AIM OF THE TASK: The answer must be an exact copy of the lines from the one containing "Output a JSON" through the final line of the material, both included, and nothing else.

(THE DATA)

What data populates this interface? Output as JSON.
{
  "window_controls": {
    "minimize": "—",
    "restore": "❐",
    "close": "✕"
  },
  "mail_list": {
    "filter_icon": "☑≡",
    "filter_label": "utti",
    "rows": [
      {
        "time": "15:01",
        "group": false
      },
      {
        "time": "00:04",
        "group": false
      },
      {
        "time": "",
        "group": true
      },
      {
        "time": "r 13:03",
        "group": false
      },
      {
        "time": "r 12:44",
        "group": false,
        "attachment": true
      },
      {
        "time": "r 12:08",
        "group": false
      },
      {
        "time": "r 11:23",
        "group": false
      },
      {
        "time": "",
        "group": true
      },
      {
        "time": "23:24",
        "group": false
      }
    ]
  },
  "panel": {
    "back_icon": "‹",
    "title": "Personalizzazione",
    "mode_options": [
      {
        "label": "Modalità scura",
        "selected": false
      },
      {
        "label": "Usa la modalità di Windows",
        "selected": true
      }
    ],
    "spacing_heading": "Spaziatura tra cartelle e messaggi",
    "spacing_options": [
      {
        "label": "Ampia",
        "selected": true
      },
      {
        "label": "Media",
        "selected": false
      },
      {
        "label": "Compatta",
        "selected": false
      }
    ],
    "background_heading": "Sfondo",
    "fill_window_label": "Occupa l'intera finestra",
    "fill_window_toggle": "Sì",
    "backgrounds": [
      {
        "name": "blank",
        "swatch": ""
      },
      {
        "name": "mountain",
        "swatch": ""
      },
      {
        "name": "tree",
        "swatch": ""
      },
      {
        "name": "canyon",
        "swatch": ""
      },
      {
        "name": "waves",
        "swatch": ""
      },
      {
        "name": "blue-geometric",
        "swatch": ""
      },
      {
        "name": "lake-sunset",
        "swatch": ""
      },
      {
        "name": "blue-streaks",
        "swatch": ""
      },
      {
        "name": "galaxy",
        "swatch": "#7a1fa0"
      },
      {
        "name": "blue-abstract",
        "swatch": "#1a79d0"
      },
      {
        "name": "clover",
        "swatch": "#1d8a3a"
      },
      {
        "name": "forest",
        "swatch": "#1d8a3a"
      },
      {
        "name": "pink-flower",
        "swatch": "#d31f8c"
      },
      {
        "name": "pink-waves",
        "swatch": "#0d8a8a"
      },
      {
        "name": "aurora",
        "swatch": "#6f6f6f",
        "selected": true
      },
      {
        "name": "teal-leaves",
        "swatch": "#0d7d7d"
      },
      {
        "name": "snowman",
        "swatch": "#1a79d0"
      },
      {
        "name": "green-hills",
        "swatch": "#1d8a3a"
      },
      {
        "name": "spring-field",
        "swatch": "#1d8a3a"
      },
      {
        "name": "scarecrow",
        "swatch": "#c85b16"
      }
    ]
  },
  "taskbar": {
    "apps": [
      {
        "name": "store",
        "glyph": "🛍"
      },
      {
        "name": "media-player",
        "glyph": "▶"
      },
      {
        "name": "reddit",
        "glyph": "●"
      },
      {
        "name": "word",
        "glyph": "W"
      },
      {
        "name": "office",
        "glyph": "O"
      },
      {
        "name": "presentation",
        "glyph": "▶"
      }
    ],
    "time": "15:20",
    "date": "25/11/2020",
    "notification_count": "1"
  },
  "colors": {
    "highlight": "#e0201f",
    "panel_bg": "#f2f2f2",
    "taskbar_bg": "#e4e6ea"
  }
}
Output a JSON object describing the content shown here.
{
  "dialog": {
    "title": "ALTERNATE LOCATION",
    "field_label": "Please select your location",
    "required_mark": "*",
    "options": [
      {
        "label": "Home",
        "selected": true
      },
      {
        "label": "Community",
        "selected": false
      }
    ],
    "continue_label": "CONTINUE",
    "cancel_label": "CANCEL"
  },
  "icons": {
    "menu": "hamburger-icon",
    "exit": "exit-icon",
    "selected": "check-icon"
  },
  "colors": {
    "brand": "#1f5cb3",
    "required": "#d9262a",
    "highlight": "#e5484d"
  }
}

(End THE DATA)

ANSWER SECTION:
Output a JSON object describing the content shown here.
{
  "dialog": {
    "title": "ALTERNATE LOCATION",
    "field_label": "Please select your location",
    "required_mark": "*",
    "options": [
      {
        "label": "Home",
        "selected": true
      },
      {
        "label": "Community",
        "selected": false
      }
    ],
    "continue_label": "CONTINUE",
    "cancel_label": "CANCEL"
  },
  "icons": {
    "menu": "hamburger-icon",
    "exit": "exit-icon",
    "selected": "check-icon"
  },
  "colors": {
    "brand": "#1f5cb3",
    "required": "#d9262a",
    "highlight": "#e5484d"
  }
}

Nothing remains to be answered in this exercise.